  • Transcription (speed-to-text) is now accurate and cheap. Speech-to-text is also now cheap, and finally human-like. As these both continue to improve, you can focus on what you're doing, and not worry about what they're doing.
    • Do they hate audio, find it time-consuming, and prefer to read? No problem, record a voicemail and trust the transcription.
    • Are they driving? No problem, type your text in your meeting, and it'll be read aloud to them (maybe in your voice, thanks to AI voice models).

You won't take a shit in a toilet you don't trust

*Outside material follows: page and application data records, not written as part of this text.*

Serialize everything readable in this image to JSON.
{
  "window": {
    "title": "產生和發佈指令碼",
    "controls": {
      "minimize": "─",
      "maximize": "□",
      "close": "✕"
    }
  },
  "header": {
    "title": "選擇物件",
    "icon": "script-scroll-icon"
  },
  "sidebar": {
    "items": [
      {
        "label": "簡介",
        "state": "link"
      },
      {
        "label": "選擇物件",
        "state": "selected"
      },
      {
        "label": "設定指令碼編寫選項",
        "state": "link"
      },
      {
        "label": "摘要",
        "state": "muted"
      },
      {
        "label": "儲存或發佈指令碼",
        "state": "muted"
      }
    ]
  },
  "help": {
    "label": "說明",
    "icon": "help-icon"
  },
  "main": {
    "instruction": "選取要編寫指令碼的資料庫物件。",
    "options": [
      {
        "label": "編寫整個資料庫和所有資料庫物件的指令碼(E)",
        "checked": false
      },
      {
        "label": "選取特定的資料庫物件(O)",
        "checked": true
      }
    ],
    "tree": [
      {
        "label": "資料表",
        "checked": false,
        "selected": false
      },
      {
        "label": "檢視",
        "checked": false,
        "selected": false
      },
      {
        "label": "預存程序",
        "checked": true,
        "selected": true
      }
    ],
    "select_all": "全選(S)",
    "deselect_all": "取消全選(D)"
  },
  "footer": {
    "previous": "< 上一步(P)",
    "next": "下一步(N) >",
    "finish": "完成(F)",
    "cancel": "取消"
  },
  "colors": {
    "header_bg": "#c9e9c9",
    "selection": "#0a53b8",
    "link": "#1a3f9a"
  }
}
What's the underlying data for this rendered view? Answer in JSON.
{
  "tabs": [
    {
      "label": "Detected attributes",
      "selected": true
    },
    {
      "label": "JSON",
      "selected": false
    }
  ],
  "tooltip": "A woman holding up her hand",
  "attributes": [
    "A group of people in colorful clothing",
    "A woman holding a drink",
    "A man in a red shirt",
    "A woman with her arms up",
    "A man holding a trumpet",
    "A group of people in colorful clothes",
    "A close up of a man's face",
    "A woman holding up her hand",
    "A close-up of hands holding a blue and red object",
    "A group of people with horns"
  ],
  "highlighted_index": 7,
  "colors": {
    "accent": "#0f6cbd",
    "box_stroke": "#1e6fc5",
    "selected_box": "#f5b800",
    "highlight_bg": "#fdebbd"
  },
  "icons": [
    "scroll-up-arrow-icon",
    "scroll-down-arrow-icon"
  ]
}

As the cost of collecting more health data falls, this will have profound effects on privacy and new business models will ermege.
  • You won't use any and every toilet, because you'll be nervous they'll analyze your stool and sell your data learn things you don't.
  • You won't casually toss your empty coffee cup in a public bin, for the same reason: you'll be nervous about people analysing your saliva.
  • In 2021, you choose to get your own genome sequenced. But you can't choose to not be on Facebook. Even if you choose to not have a Facebook account, your friends might still upload pictures of you, and FB will create a ghost profile for you. Even if you never opt in to taking a photo and uploading to Facebook, Facebook knows who you are and what you look like. In future, it will be easy for other people to know your biometric data. Even if you never opt in to 23andMe, others will go ahead and sequence your genome.
  • In the meantime, while biometric data is considered rare and valuable, there will be a new category of products and business models. For example, a gym that's free to attend, but the Terms of Service allow them to collect detailed data (e.g., analyzing your heart rate and sweat)
  • Sperm donors will have a hard time remaining anonymous. Similarly for foster parents. Services will spring up to monetize genetic data, to sell insurance and differentiate pricing. Laws will be invented to counteract this.

Free internet in exchange for your data

…if allowed by law.
This happens already with free public WiFi, to some extent.
But a home package where you get free fast WiFi and give up even more information: that could be valuable enough that the company even pays you to use their internet.
See: Project Atlas, Onavo VPN app

Gigification, and shift to "creators"

I agree with Naval's prediction about increasing shift towards gig work. More freelancing. More task-based work. More "SKUs" in your life, not just one main job.

You may regret skipping sleep to make money, when anti-aging treatment becomes affordable to even those who didn't work so hard


These companies are worth the hype

  • Stripe (rhymes with hype, duh)
  • Vercel
  • Replit
  • CloudFlare